Texas Program in Sports and Media Awards Fellowships to Analyze Intersection of Sports and Media
June 16, 2011
AUSTIN, Texas — The Texas Program in Sports and Media at The University of Texas at Austin has awarded five faculty fellowships, totaling $25,000, to College of Communication research teams investigating a range of issues related to the cultural intersection of sports and media.
Over the summer faculty and graduate students from the departments of Advertising, Communication Studies, Radio-TV-Film and the School of Journalism will examine topics ranging from how the time demands of professional football careers affect player development, to how professional sports organizations deal with citizen journalists, to the impact of gender of photojournalists covering professional sports.
As social media platforms such as Twitter continue to gain credibility and functionality as digital reporting tools, inviting both trained and untrained journalists to the news creation process, sports organizations continue to struggle with appropriate means of accommodation. Frank A. Bennack Jr. Chair in Journalism Tracy Dahlby, doctoral candidate Avery Holton and master's candidate Mark Coddington in the School of Journalism will use the $5,500 grant to conduct an ethnographic exploration of Major League Baseball's Cleveland Indians. The team is the first professional sports organization to open up a section of seating exclusively for social media engagement and offer full access to untrained social media journalists this season.
As a result of re-using videotape and disposing of obsolete recording formats, media producers across the United States have lost significant portions of their sports programming libraries due to short-term decisions in a pre-cable and Internet era in which older media simply appeared a financial liability. Assistant Professor Caroline Frick in the Department of Radio-TV-Film will use a $5,000 grant to interview individuals and organizations in Dallas and El Paso about the value of football-related archival products, to collect media from those areas and digitize pertinent material for future analysis.

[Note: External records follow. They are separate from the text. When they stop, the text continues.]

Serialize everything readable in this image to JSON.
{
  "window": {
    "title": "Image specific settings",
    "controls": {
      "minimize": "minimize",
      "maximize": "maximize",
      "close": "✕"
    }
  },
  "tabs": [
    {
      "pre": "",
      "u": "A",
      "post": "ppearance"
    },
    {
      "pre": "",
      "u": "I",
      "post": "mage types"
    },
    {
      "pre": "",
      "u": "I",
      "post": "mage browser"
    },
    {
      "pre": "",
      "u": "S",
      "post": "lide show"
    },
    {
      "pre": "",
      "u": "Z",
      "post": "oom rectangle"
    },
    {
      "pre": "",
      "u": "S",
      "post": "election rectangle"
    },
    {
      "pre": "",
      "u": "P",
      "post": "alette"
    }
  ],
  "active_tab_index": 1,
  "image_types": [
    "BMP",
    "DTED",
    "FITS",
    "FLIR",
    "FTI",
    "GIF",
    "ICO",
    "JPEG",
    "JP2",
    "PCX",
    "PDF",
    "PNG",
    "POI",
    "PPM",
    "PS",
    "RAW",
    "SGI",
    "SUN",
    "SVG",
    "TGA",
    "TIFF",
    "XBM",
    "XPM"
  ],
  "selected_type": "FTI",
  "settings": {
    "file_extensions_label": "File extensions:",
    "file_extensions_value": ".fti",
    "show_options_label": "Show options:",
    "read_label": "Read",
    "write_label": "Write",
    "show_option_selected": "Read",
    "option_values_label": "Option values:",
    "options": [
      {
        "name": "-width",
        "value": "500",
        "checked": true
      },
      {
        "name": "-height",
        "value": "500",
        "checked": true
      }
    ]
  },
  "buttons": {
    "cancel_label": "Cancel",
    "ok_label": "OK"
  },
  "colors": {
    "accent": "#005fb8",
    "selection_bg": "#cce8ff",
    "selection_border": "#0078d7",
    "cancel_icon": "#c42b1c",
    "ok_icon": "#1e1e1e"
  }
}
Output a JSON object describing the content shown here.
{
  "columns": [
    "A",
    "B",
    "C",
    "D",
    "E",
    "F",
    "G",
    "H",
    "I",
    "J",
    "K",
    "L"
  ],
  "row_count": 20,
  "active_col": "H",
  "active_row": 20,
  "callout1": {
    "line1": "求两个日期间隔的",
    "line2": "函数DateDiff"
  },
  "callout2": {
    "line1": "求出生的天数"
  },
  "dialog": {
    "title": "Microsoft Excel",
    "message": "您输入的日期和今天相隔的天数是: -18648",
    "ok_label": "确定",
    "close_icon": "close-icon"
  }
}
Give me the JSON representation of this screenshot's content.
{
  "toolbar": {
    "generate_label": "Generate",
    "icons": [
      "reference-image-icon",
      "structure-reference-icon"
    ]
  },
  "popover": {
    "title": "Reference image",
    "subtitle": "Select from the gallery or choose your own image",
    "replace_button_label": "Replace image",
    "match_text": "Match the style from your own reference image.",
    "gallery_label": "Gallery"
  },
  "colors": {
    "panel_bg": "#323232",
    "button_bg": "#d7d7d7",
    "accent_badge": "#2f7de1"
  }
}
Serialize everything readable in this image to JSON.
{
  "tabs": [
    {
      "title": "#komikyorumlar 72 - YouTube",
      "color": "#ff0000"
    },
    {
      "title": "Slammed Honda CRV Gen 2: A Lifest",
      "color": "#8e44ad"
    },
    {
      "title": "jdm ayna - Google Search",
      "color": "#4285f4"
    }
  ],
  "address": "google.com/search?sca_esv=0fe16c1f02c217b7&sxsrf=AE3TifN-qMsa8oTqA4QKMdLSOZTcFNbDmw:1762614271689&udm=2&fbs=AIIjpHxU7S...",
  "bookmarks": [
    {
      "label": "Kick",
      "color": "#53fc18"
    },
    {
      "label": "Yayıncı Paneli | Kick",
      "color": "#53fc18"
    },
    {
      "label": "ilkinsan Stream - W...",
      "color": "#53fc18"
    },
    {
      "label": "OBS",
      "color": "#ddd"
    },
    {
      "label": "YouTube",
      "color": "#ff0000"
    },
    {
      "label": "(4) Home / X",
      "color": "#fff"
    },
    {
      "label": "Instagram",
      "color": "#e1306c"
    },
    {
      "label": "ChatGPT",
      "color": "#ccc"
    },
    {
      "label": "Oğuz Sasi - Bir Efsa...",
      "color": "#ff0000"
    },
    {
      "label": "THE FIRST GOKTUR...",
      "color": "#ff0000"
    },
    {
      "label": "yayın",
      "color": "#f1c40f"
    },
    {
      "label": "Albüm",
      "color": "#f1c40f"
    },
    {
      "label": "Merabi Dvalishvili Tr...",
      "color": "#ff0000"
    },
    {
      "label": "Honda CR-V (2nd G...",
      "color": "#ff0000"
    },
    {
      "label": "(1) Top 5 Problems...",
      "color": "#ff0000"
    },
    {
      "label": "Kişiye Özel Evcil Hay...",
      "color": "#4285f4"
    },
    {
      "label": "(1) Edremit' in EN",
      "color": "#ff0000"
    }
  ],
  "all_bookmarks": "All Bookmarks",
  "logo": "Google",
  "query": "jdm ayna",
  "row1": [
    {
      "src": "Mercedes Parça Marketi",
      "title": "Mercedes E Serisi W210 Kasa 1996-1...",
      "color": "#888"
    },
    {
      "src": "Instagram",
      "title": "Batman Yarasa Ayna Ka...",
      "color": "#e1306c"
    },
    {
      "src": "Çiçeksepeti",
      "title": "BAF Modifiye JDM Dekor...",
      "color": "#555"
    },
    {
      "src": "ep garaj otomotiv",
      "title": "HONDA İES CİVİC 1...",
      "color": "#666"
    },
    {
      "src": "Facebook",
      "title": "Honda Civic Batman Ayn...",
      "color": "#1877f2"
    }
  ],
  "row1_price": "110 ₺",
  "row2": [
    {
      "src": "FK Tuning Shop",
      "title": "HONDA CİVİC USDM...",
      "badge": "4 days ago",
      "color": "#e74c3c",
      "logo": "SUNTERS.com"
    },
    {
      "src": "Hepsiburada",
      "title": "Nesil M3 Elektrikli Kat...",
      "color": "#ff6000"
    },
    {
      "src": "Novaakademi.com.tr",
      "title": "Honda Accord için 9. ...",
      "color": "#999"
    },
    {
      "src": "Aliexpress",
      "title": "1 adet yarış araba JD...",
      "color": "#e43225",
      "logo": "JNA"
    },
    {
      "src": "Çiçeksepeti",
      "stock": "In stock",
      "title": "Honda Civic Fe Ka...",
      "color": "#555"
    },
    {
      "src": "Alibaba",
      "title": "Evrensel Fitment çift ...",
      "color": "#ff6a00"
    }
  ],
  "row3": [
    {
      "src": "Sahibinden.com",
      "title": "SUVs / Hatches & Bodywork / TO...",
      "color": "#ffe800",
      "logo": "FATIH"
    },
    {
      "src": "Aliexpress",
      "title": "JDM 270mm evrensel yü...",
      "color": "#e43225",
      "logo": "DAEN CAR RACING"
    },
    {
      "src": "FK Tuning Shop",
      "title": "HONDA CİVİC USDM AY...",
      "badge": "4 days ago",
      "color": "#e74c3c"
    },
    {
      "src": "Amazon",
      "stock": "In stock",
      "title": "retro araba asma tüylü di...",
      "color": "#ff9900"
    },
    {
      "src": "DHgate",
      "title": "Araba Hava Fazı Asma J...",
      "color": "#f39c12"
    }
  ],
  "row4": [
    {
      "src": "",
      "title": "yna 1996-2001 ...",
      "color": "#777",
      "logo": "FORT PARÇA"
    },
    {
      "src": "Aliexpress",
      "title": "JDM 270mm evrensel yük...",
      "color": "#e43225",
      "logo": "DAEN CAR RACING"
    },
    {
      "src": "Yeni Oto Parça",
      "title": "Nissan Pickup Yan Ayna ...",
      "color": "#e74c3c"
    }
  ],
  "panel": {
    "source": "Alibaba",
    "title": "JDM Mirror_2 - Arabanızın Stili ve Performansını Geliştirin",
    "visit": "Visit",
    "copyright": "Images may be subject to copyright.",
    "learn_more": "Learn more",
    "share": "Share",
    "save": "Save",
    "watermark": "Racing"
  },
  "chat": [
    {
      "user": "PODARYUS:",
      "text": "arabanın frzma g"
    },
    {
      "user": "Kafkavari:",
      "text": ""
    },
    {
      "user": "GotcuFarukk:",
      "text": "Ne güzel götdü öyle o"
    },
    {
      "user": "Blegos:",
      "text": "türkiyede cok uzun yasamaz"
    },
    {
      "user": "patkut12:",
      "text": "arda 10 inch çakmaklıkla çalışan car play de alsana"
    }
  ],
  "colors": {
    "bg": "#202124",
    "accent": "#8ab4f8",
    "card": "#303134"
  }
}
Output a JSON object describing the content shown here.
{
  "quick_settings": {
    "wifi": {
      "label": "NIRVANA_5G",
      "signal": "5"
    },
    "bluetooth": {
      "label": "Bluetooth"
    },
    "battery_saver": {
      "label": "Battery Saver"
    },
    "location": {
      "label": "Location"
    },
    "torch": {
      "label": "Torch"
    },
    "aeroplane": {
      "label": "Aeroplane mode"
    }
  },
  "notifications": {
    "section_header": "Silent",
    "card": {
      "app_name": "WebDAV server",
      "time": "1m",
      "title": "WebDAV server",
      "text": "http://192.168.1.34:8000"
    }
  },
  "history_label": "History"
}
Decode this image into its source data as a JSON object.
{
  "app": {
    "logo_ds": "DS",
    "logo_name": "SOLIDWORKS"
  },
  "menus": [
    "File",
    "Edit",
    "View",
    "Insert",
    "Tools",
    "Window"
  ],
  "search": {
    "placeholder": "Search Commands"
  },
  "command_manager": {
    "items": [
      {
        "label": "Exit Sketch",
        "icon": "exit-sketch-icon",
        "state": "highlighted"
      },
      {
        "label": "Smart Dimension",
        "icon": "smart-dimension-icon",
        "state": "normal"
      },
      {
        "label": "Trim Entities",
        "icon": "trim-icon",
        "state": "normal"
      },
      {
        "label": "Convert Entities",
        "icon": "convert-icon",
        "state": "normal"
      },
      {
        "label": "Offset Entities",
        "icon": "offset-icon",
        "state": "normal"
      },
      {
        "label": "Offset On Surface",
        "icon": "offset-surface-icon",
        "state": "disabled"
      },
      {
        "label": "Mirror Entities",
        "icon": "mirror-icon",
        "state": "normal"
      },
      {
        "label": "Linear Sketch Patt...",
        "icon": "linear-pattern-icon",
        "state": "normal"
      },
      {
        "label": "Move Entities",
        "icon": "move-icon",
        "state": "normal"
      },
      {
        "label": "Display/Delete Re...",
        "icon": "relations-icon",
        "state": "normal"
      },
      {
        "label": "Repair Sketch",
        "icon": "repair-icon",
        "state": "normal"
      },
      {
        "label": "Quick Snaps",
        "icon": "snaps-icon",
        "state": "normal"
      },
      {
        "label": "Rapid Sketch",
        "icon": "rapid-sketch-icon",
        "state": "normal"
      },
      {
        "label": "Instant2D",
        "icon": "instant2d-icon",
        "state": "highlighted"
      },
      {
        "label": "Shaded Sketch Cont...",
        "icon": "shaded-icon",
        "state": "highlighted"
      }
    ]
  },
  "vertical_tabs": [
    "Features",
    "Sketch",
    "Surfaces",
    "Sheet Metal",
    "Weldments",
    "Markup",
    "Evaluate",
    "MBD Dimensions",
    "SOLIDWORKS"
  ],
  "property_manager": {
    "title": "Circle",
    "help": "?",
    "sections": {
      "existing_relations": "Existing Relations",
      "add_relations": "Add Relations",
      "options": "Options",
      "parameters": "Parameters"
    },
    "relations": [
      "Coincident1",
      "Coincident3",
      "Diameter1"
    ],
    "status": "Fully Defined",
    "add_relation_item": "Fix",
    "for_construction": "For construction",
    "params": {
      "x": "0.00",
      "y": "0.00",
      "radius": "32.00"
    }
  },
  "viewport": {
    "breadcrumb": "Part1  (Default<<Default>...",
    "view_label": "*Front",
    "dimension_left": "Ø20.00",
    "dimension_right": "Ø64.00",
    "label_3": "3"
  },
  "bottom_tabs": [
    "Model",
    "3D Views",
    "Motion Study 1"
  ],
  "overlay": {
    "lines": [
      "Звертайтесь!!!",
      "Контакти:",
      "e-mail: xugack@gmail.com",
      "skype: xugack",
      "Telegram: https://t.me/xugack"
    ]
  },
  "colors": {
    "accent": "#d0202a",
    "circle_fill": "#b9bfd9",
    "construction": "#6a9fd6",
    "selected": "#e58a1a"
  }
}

In light of the recent sexual harassment controversies surrounding the New York Jets and sports reporter Inez Sainz and sports columnist Tara Sullivan being barred from the Masters golf tournament locker room, Associate Professor Renita Coleman and doctoral candidate Carolyn Yaschur in the School of Journalism will use their $5,000 grant to study the way photojournalists, male and female, interact with and visually represent athletes and coaches.
Associate Professor Dawna Ballard in the Department of Communication Studies will use a $4,000 grant to examine how the time demands of professional football careers affect player development in ways that have gone unaddressed and the role of media coverage in shaping aspiring player expectations about the profession.
Assistant Professors Vincent Cicchirillo and Lucinda Atkinson in the Department of Advertising and Public Relations will use their $5,500 grant to examine how parents mediate sports content on television and whether it has an impact on children's levels of sportsmanship and their views and reactions to winning, losing and competitive situations.
The College of Communication established the Texas Program in Sports and Media in 2009 to foster interdisciplinary dialogue and research on sports, media and culture. It unites two programming initiatives — the Richard W. Pound Olympic Archive Collection and the McGarr Symposium on Journalism and Society — and two curriculum initiatives — the Sports Publicity Project and the sports journalism curriculum. It also is a resource center for faculty conducting applied and theoretical research related to sports, media and society.